All firefighters are being trained. They are learning how to fight fires and rescue victims by feeling — with tape over their masks, rooms blacked out and no thermal imaging cameras, Tames said.
In the coming weeks, they’ll conduct a full-scale scenario. All firefighters on duty will be called to a hypothetical fire, but the homes on Wayne Street will not be set on fire. Emergency crews will break down the doors, find a lost or disoriented firefighter and hook hoses to hydrants. Dispatchers may be asked to practice as well, Tames said. The smoke you might see will be light and dissipate quickly.
The fire department typically gets to practice in one home per year. Practicing on multiple homes during the course of a month is rare, said Tames, who coordinated the training.
“This is a great opportunity to do some of these skills that we don’t normally get to do,” he said.
The SWAT team, which is called during stand-offs or when a high-risk felon or suspect is located, is practicing ways to break down doors and search a building for a wanted person.
“We’re just practicing movement,” sheriff’s office Maj. Jerry Pickett said. “You really can’t do enough of that.”
The 20-person team, which includes medics, a critical care nurse, an emergency room doctor and Franklin police and county sheriff’s deputies, trains at Camp Atterbury and at the sheriff’s office range, and sometimes practices their movements on homes about to be torn down in White River Township, Pickett said.

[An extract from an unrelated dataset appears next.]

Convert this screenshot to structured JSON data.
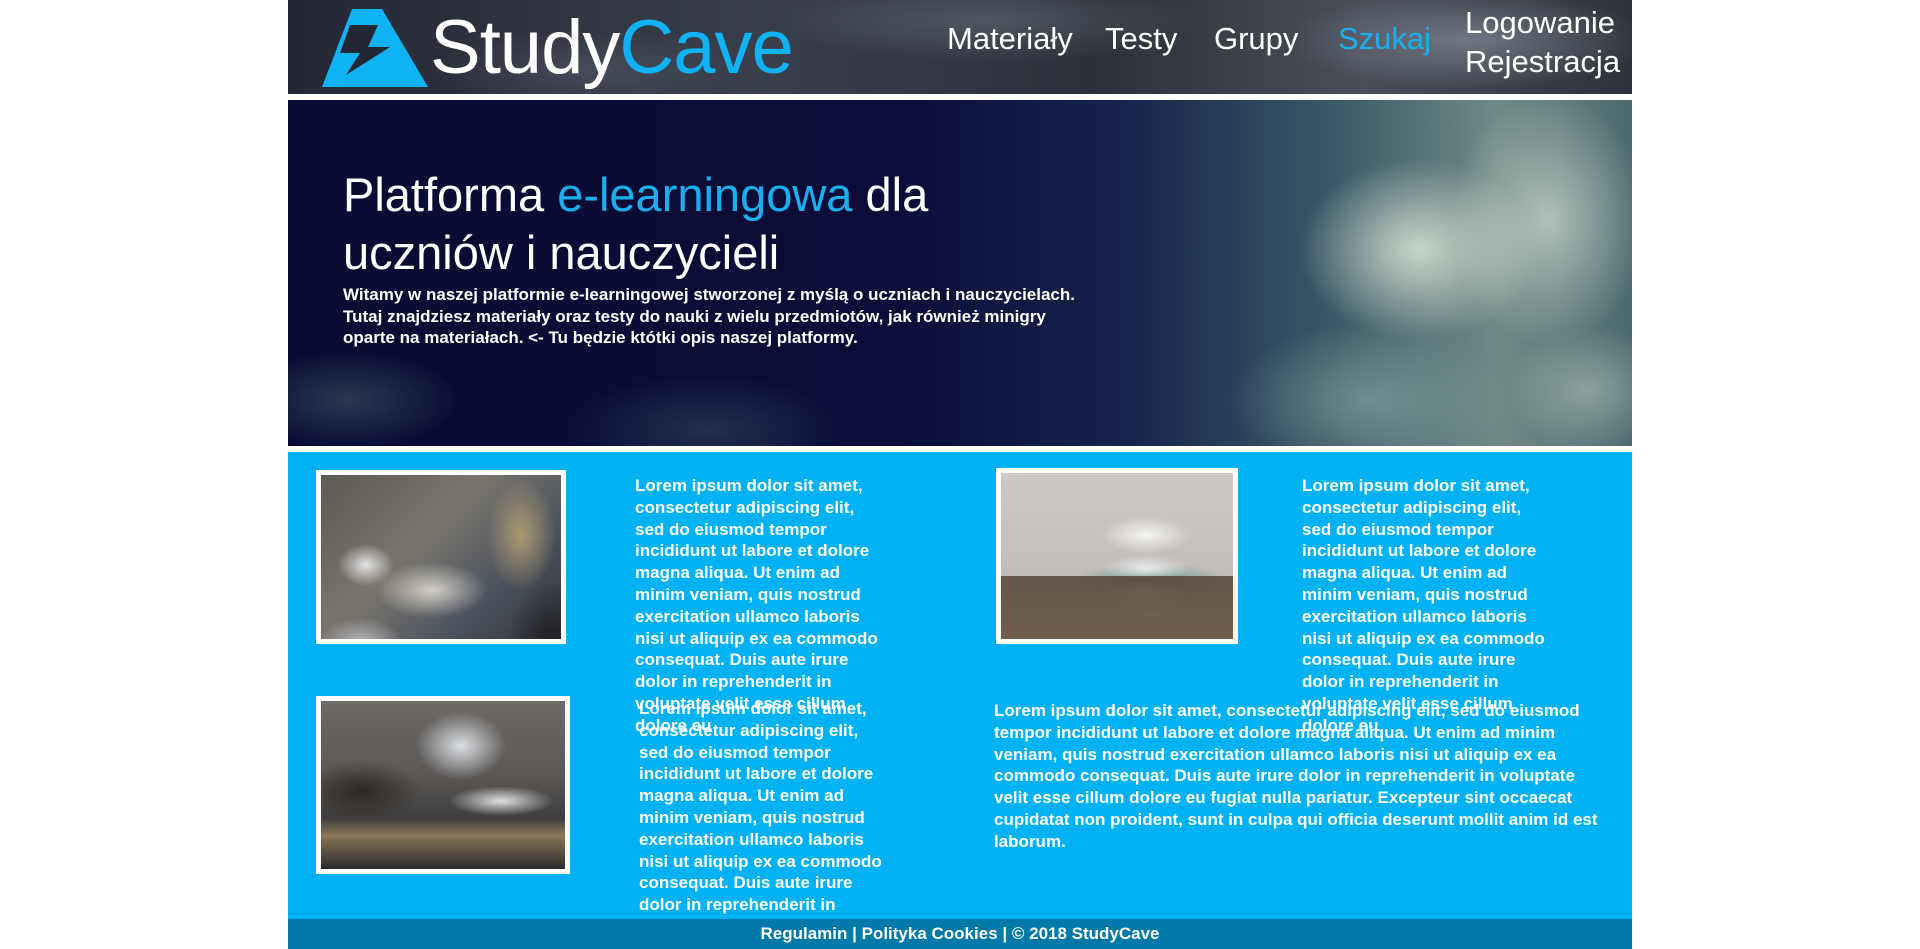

That practice is valuable because every home is designed differently.
Training time is critical for all members, even the medical workers, Pickett said.
“We’re all in the hot zone,” he said. “If someone goes down, they have to go in.”
Franklin Fire Department training
Trainings: Tuesday, Wednesday and Thursday this week and next
Franklin police and Johnson County Sheriff’s Office SWAT team
Next training: Aug. 24
All training days are tentative based on local emergency calls.